Listeners of NPR’s November 9th Fresh Air program got to experience a Bitcoin-themed episode, as host Terry Gross picked the brain of Digital Gold author, New York Times contributor and bona fide Bitcoin historian Nathaniel Popper.
Bitcoin, the blockchain and Digital Gold, my book on the history of it all, finally got the Fresh Air treatment with Terry Gross – and what a fun conversation it was https://t.co/M4DcgHMbDx
— Nathaniel Popper (@nathanielpopper) November 9, 2017
Popper jumped right in, noting that the most interesting part of the Bitcoin craze to him was the decentralizing, democratizing zeitgeist that underpins the community.
“It’s not just a new kind of software or a new kind of money. It is essentially a social movement.”
“[This came] right in the heart of the financial crisis. And there was a lot of distrust of both Wall Street and the big banks, but also of central banks. And here [BTC] was introduced as a new form of money that could exist independent of all of these institutions that people were so skeptical of.”
The author’s implication was that Bitcoin seemingly marks yet another major page turned in human civilization’s steady, start-and-stop trend towards democratization.
Popper’s Interesting Counterargument Against the Bitcoin ‘Bubble’
While the NYT columnist admitted that a “reckoning” could be in store for the crypto space in the way FUDsters like Jamie Dimon suggest, he also pointed out a compelling counter-argument that many mainstream pundits fail to comprehend.
It’s all about scarcity, per Popper:
“The counter-argument is that this is the first time that we’ve had a scarce digital resource […] one of the things that Bitcoin did through this weird, complicated system of incentives is, it created a scarce digital asset for the first time.
“So a lot of people think about this now as something like digital gold. You know, this is a place where you can keep your money because there’s only going to be so many of them, and the system works, and it’s in some ways better than gold because, you know, gold, you can’t carry across a border secretly.”
His point here is that understanding the Bitcoin movement through the lens of a traditional speculative bubble model could be incongruous — like trying to force a circular peg into a square slot — because the world’s never seen anything like cryptocurrencies before.
Bullish investors in the community certainly agree with this counterargument.
For Professional Reasons, Popper’s No BTC Investor Himself
Toward the close of Popper’s Fresh Air interview, he talked about not being able to own bitcoins himself.
It’s not that he doesn’t believe in the technology — far from it.
Instead, it’s because he and the Times are trying to avoid running afoul of any conflicts of interest as Popper covers cryptocurrency topics for them:

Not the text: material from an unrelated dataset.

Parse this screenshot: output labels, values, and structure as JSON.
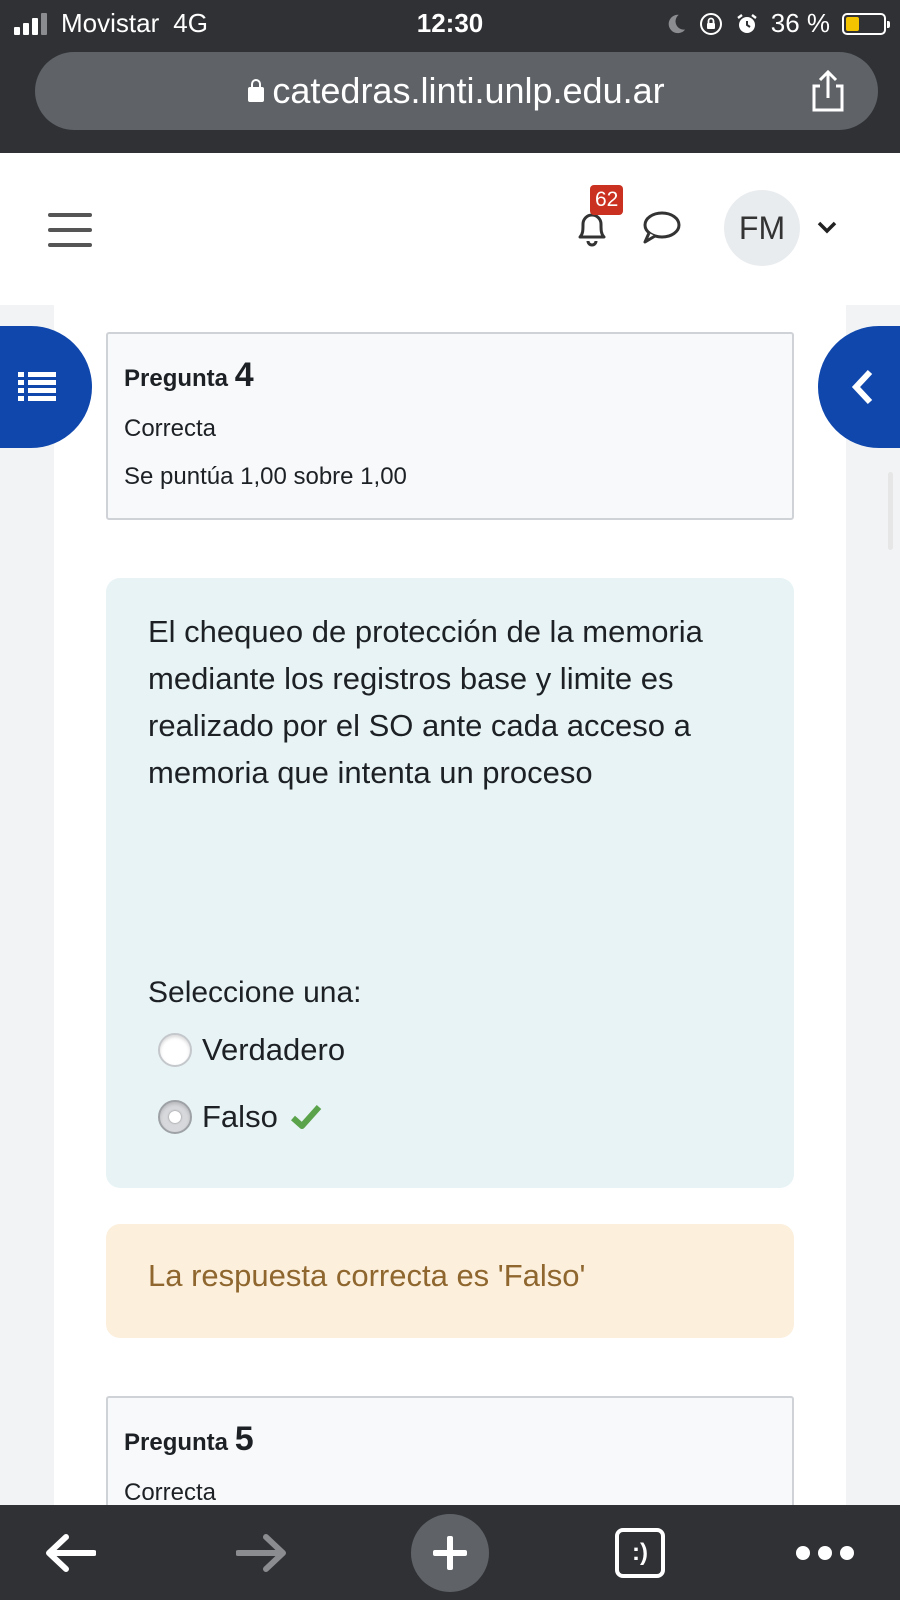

“Our take at the New York Times has basically been, I can have enough to play with and understand it. And I think the understanding has generally been that, you know, those bitcoins essentially belong to the New York Times so that I don’t get any big ideas.”
Very respectable, we think.

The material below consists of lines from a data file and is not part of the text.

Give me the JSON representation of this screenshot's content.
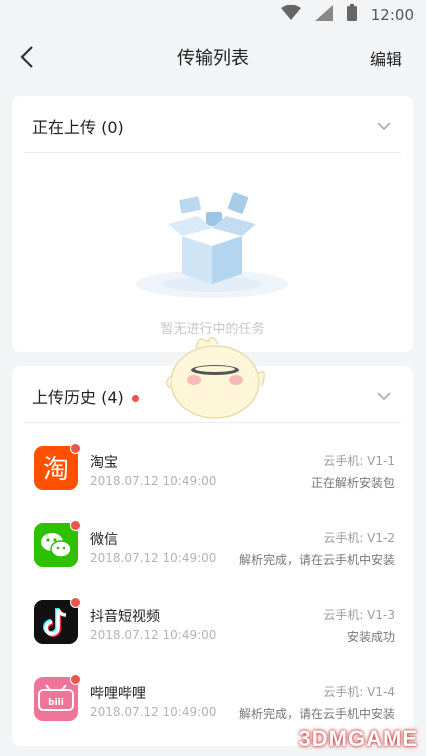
{
  "status_bar": {
    "time": "12:00",
    "icons": [
      "wifi-icon",
      "signal-icon",
      "battery-icon"
    ]
  },
  "header": {
    "title": "传输列表",
    "edit_label": "编辑"
  },
  "uploading": {
    "title": "正在上传 (0)",
    "empty_text": "暂无进行中的任务"
  },
  "history": {
    "title": "上传历史 (4)",
    "items": [
      {
        "name": "淘宝",
        "time": "2018.07.12  10:49:00",
        "device": "云手机: V1-1",
        "status": "正在解析安装包",
        "icon": "taobao-app-icon"
      },
      {
        "name": "微信",
        "time": "2018.07.12  10:49:00",
        "device": "云手机: V1-2",
        "status": "解析完成，请在云手机中安装",
        "icon": "wechat-app-icon"
      },
      {
        "name": "抖音短视频",
        "time": "2018.07.12  10:49:00",
        "device": "云手机: V1-3",
        "status": "安装成功",
        "icon": "douyin-app-icon"
      },
      {
        "name": "哔哩哔哩",
        "time": "2018.07.12  10:49:00",
        "device": "云手机: V1-4",
        "status": "解析完成，请在云手机中安装",
        "icon": "bilibili-app-icon"
      }
    ]
  },
  "watermark": "3DMGAME",
  "colors": {
    "badge": "#e8564d",
    "taobao": "#ff5000",
    "wechat": "#2dc100",
    "douyin": "#111111",
    "bilibili": "#f0739a"
  }
}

Though with bitcoin prices routinely hitting new heights, we also suspect in his heart of hearts Popper wishes he had more than a few.
What do you think? Do you agree with Popper’s aforementioned counterargument or are you more bearish? Let us know where you stand on BTC’s future in the comments below.
Images via YouTube